Paul and his brother Stephen had been educated for the priesthood at the Lateran palace. After Stephen's death on 26 April 757, Paul prevailed over a faction that wanted to make the Archdeacon Theophylact pope and was chosen his brother's successor by the majority that wished a continuation of the late pope's policy. The new pope's reign was dominated by relations with the Frankish and Lombard kings and with the Eastern emperor. He adopted an independent tone in informing the imperial Exarch in Ravenna of his election, but wrote to Pepin the Younger that the Frankish alliance should be maintained unimpaired. Paul was likely concerned of the danger posed by the Lombard king Desiderius.[1]

The Lombards held the cities of Imola, Osimo, Bologna, and Ancona, which were claimed by Rome, and in 758 seized upon the duchies of Spoleto and Benevento. On his return from suppressing a revolt in Benevento, Desiderius visited Rome and compelled Paul to write to Pepin asking him to concede all the Lombard claims. He promised to return Imola, but on condition that the pope should persuade Pepin to send back Lombard hostages held by the Franks.[1]

In a letter that was to secure the envoys a safe passage through Lombard territory, Paul agreed to the demands of Desiderius and begged Pepin to accede to the wishes of the Lombards by making a treaty of peace and returning the hostages. In a second secret letter, the Paul advised Pepin of the agreement of Desiderius with the Byzantines for the conquest of Ravenna, and implored Pepin to come to the aid of the pope, and to force the Lombard king him to yield the towns retained by him.[1]

Pepin found it advisable to maintain good relations with Desiderius, and Paul apparently accomplished little by his double-dealing. Later, however, Pepin gave the pope some support and acted as arbiter between the Roman and Lombard claims.

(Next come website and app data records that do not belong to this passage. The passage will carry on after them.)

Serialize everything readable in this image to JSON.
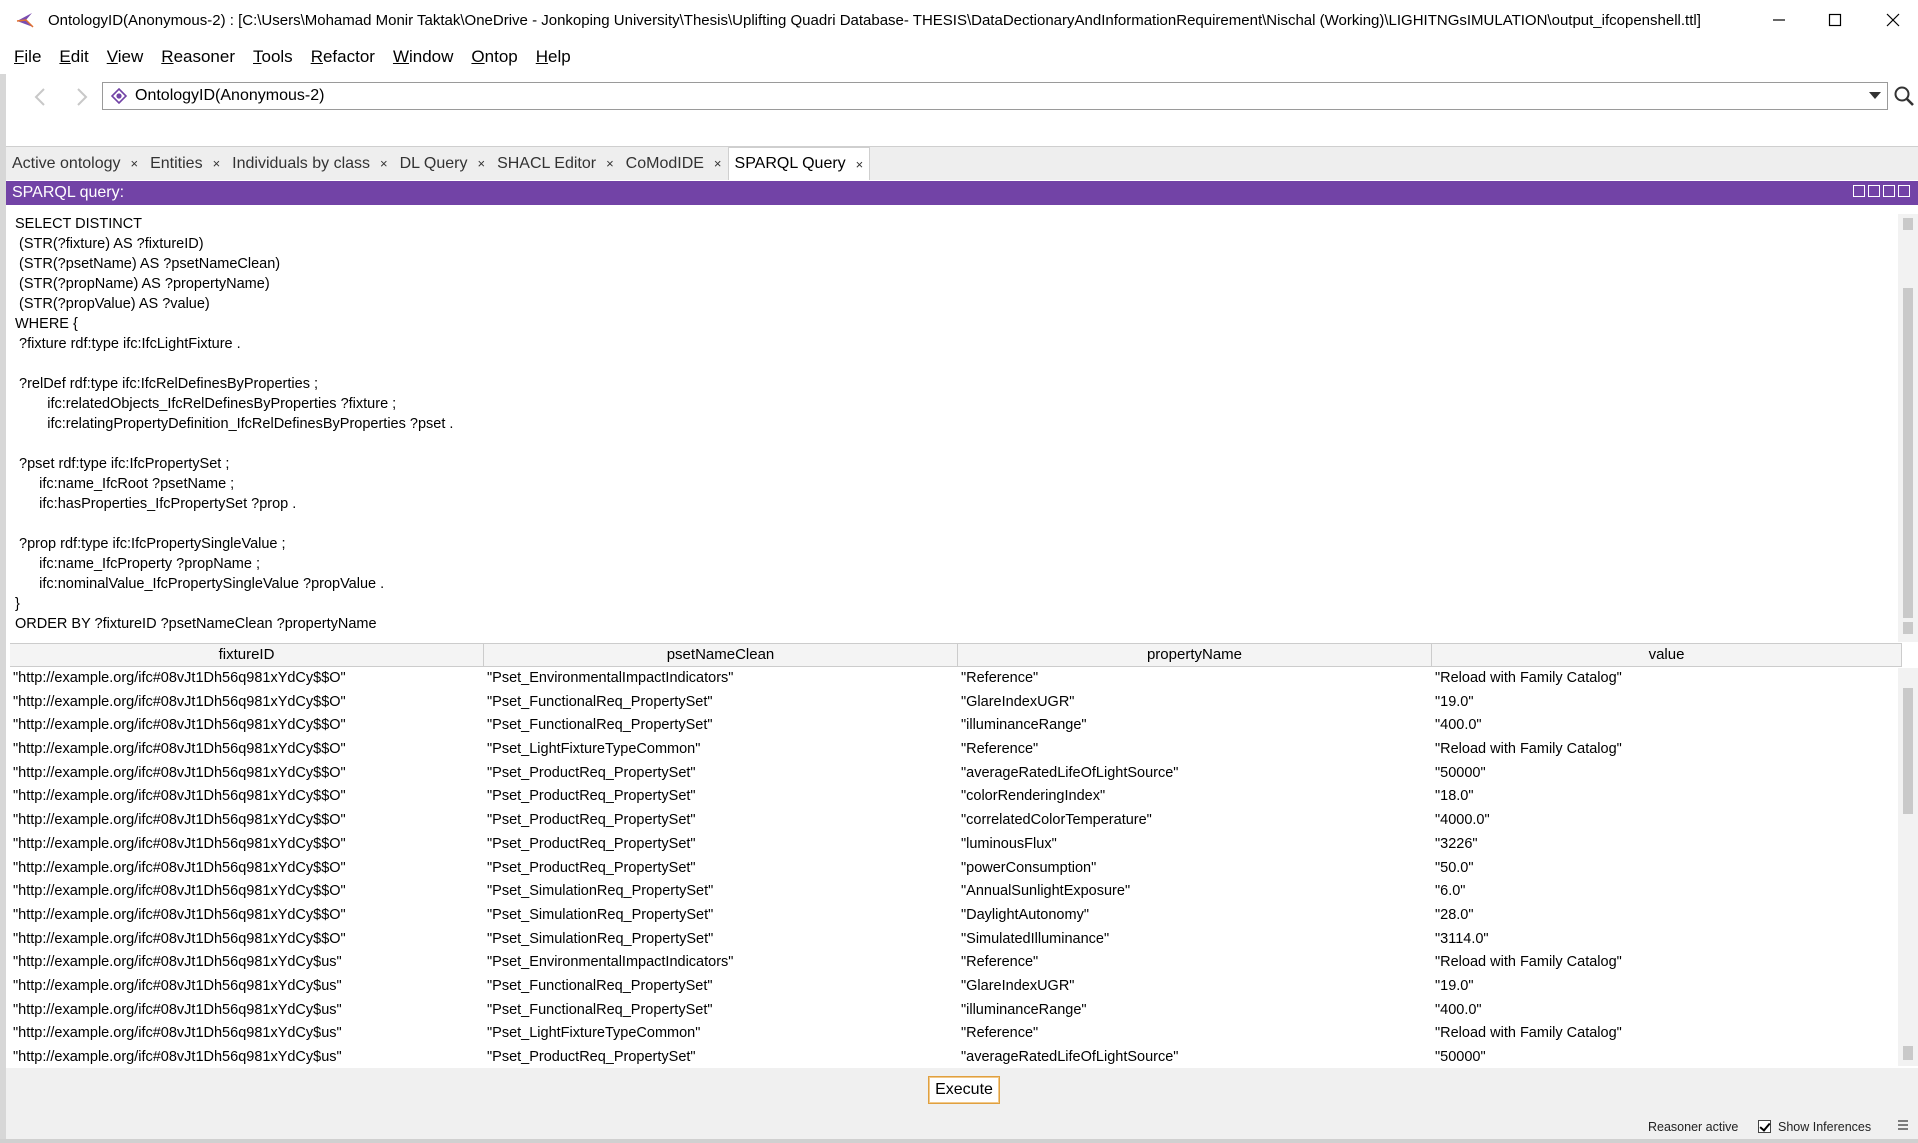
{
  "window": {
    "title": "OntologyID(Anonymous-2) : [C:\\Users\\Mohamad Monir Taktak\\OneDrive - Jonkoping University\\Thesis\\Uplifting Quadri Database- THESIS\\DataDectionaryAndInformationRequirement\\Nischal (Working)\\LIGHITNGsIMULATION\\output_ifcopenshell.ttl]",
    "icons": {
      "app": "protege-icon",
      "minimize": "minimize-icon",
      "maximize": "maximize-icon",
      "close": "close-icon"
    }
  },
  "menubar": {
    "items": [
      {
        "first": "F",
        "rest": "ile"
      },
      {
        "first": "E",
        "rest": "dit"
      },
      {
        "first": "V",
        "rest": "iew"
      },
      {
        "first": "R",
        "rest": "easoner"
      },
      {
        "first": "T",
        "rest": "ools"
      },
      {
        "first": "R",
        "rest": "efactor"
      },
      {
        "first": "W",
        "rest": "indow"
      },
      {
        "first": "O",
        "rest": "ntop"
      },
      {
        "first": "H",
        "rest": "elp"
      }
    ]
  },
  "nav": {
    "ontology_selector": "OntologyID(Anonymous-2)",
    "icons": {
      "back": "back-arrow-icon",
      "forward": "forward-arrow-icon",
      "search": "search-icon",
      "ontology": "ontology-icon"
    }
  },
  "tabs": [
    {
      "label": "Active ontology",
      "active": false
    },
    {
      "label": "Entities",
      "active": false
    },
    {
      "label": "Individuals by class",
      "active": false
    },
    {
      "label": "DL Query",
      "active": false
    },
    {
      "label": "SHACL Editor",
      "active": false
    },
    {
      "label": "CoModIDE",
      "active": false
    },
    {
      "label": "SPARQL Query",
      "active": true
    }
  ],
  "tab_close_glyph": "×",
  "panel": {
    "title": "SPARQL query:",
    "accent_color": "#7243a6"
  },
  "query_lines": [
    "SELECT DISTINCT",
    " (STR(?fixture) AS ?fixtureID)",
    " (STR(?psetName) AS ?psetNameClean)",
    " (STR(?propName) AS ?propertyName)",
    " (STR(?propValue) AS ?value)",
    "WHERE {",
    " ?fixture rdf:type ifc:IfcLightFixture .",
    "",
    " ?relDef rdf:type ifc:IfcRelDefinesByProperties ;",
    "        ifc:relatedObjects_IfcRelDefinesByProperties ?fixture ;",
    "        ifc:relatingPropertyDefinition_IfcRelDefinesByProperties ?pset .",
    "",
    " ?pset rdf:type ifc:IfcPropertySet ;",
    "      ifc:name_IfcRoot ?psetName ;",
    "      ifc:hasProperties_IfcPropertySet ?prop .",
    "",
    " ?prop rdf:type ifc:IfcPropertySingleValue ;",
    "      ifc:name_IfcProperty ?propName ;",
    "      ifc:nominalValue_IfcPropertySingleValue ?propValue .",
    "}",
    "ORDER BY ?fixtureID ?psetNameClean ?propertyName"
  ],
  "results": {
    "columns": [
      "fixtureID",
      "psetNameClean",
      "propertyName",
      "value"
    ],
    "rows": [
      [
        "\"http://example.org/ifc#08vJt1Dh56q981xYdCy$$O\"",
        "\"Pset_EnvironmentalImpactIndicators\"",
        "\"Reference\"",
        "\"Reload with Family Catalog\""
      ],
      [
        "\"http://example.org/ifc#08vJt1Dh56q981xYdCy$$O\"",
        "\"Pset_FunctionalReq_PropertySet\"",
        "\"GlareIndexUGR\"",
        "\"19.0\""
      ],
      [
        "\"http://example.org/ifc#08vJt1Dh56q981xYdCy$$O\"",
        "\"Pset_FunctionalReq_PropertySet\"",
        "\"illuminanceRange\"",
        "\"400.0\""
      ],
      [
        "\"http://example.org/ifc#08vJt1Dh56q981xYdCy$$O\"",
        "\"Pset_LightFixtureTypeCommon\"",
        "\"Reference\"",
        "\"Reload with Family Catalog\""
      ],
      [
        "\"http://example.org/ifc#08vJt1Dh56q981xYdCy$$O\"",
        "\"Pset_ProductReq_PropertySet\"",
        "\"averageRatedLifeOfLightSource\"",
        "\"50000\""
      ],
      [
        "\"http://example.org/ifc#08vJt1Dh56q981xYdCy$$O\"",
        "\"Pset_ProductReq_PropertySet\"",
        "\"colorRenderingIndex\"",
        "\"18.0\""
      ],
      [
        "\"http://example.org/ifc#08vJt1Dh56q981xYdCy$$O\"",
        "\"Pset_ProductReq_PropertySet\"",
        "\"correlatedColorTemperature\"",
        "\"4000.0\""
      ],
      [
        "\"http://example.org/ifc#08vJt1Dh56q981xYdCy$$O\"",
        "\"Pset_ProductReq_PropertySet\"",
        "\"luminousFlux\"",
        "\"3226\""
      ],
      [
        "\"http://example.org/ifc#08vJt1Dh56q981xYdCy$$O\"",
        "\"Pset_ProductReq_PropertySet\"",
        "\"powerConsumption\"",
        "\"50.0\""
      ],
      [
        "\"http://example.org/ifc#08vJt1Dh56q981xYdCy$$O\"",
        "\"Pset_SimulationReq_PropertySet\"",
        "\"AnnualSunlightExposure\"",
        "\"6.0\""
      ],
      [
        "\"http://example.org/ifc#08vJt1Dh56q981xYdCy$$O\"",
        "\"Pset_SimulationReq_PropertySet\"",
        "\"DaylightAutonomy\"",
        "\"28.0\""
      ],
      [
        "\"http://example.org/ifc#08vJt1Dh56q981xYdCy$$O\"",
        "\"Pset_SimulationReq_PropertySet\"",
        "\"SimulatedIlluminance\"",
        "\"3114.0\""
      ],
      [
        "\"http://example.org/ifc#08vJt1Dh56q981xYdCy$us\"",
        "\"Pset_EnvironmentalImpactIndicators\"",
        "\"Reference\"",
        "\"Reload with Family Catalog\""
      ],
      [
        "\"http://example.org/ifc#08vJt1Dh56q981xYdCy$us\"",
        "\"Pset_FunctionalReq_PropertySet\"",
        "\"GlareIndexUGR\"",
        "\"19.0\""
      ],
      [
        "\"http://example.org/ifc#08vJt1Dh56q981xYdCy$us\"",
        "\"Pset_FunctionalReq_PropertySet\"",
        "\"illuminanceRange\"",
        "\"400.0\""
      ],
      [
        "\"http://example.org/ifc#08vJt1Dh56q981xYdCy$us\"",
        "\"Pset_LightFixtureTypeCommon\"",
        "\"Reference\"",
        "\"Reload with Family Catalog\""
      ],
      [
        "\"http://example.org/ifc#08vJt1Dh56q981xYdCy$us\"",
        "\"Pset_ProductReq_PropertySet\"",
        "\"averageRatedLifeOfLightSource\"",
        "\"50000\""
      ]
    ]
  },
  "execute_label": "Execute",
  "status": {
    "reasoner": "Reasoner active",
    "show_inferences_label": "Show Inferences",
    "show_inferences_checked": true
  }
}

In 765, papal privileges were restored in Beneventine and Tuscan territory and partially in Spoleto. Meanwhile, the alienation from Constantinople grew greater. Several times, especially in 759, Paul feared that the Eastern Roman Emperor would send an armament against the city of Rome. Paul lived in continual dread lest Eastern Roman ambitions turn the Frankish influence in favor of the Lombards. This was actually attempted, but Pepin held to his original foreign policy regarding Italy.

Paul died on 28 June 767.

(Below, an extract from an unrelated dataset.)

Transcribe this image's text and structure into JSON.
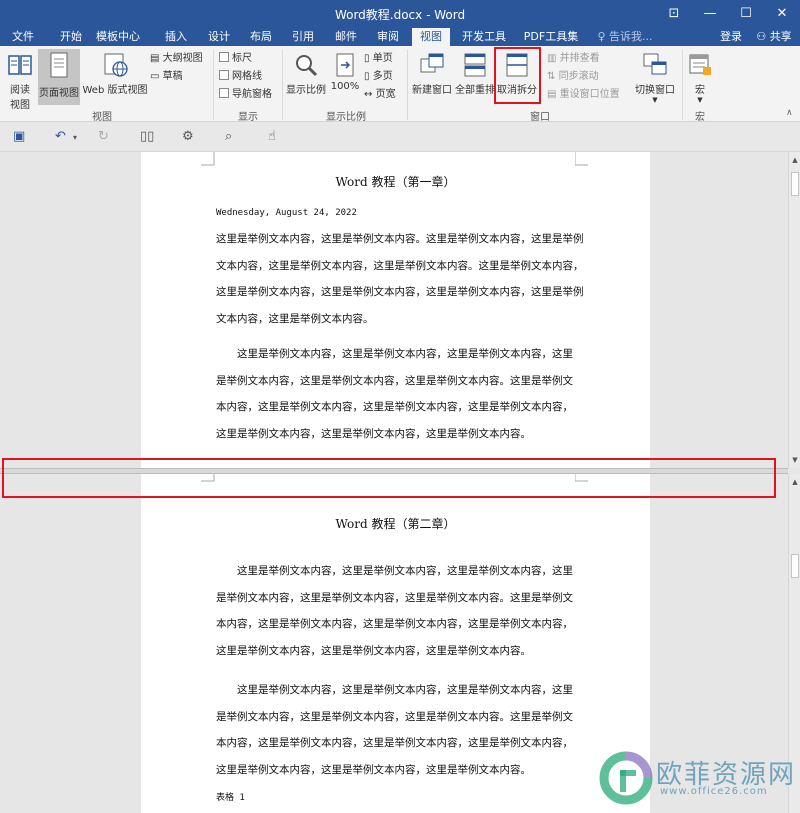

References

  1. ^ a b c Kirsch, Johann Peter. "Pope Paul I." The Catholic Encyclopedia. Vol. 11. New York: Robert Appleton Company, 1911. 24 Jan. 2014

External links

  •  
  •  
Catholic Church titles
Preceded by
Stephen II
Pope
757–767
Succeeded by
Stephen III
This article was sourced from Creative Commons Attribution-ShareAlike License; additional terms may apply. World Heritage Encyclopedia content is assembled from numerous content providers, Open Access Publishing, and in compliance with The Fair Access to Science and Technology Research Act (FASTR), Wikimedia Foundation, Inc., Public Library of Science, The Encyclopedia of Life, Open Book Publishers (OBP), PubMed, U.S. National Library of Medicine, National Center for Biotechnology Information, U.S. National Library of Medicine, National Institutes of Health (NIH), U.S. Department of Health & Human Services, and USA.gov, which sources content from all federal, state, local, tribal, and territorial government publication portals (.gov, .mil, .edu). Funding for USA.gov and content contributors is made possible from the U.S. Congress, E-Government Act of 2002.
 
Crowd sourced content that is contributed to World Heritage Encyclopedia is peer reviewed and edited by our editorial staff to ensure quality scholarly research articles.
 
By using this site, you agree to the Terms of Use and Privacy Policy. World Heritage Encyclopedia™ is a registered trademark of the World Public Library Association, a non-profit organization.
 



Copyright © World Library Foundation. All rights reserved. eBooks from World eBook Library are sponsored by the World Library Foundation,
a 501c(4) Member's Support Non-Profit Organization, and is NOT affiliated with any governmental agency or department.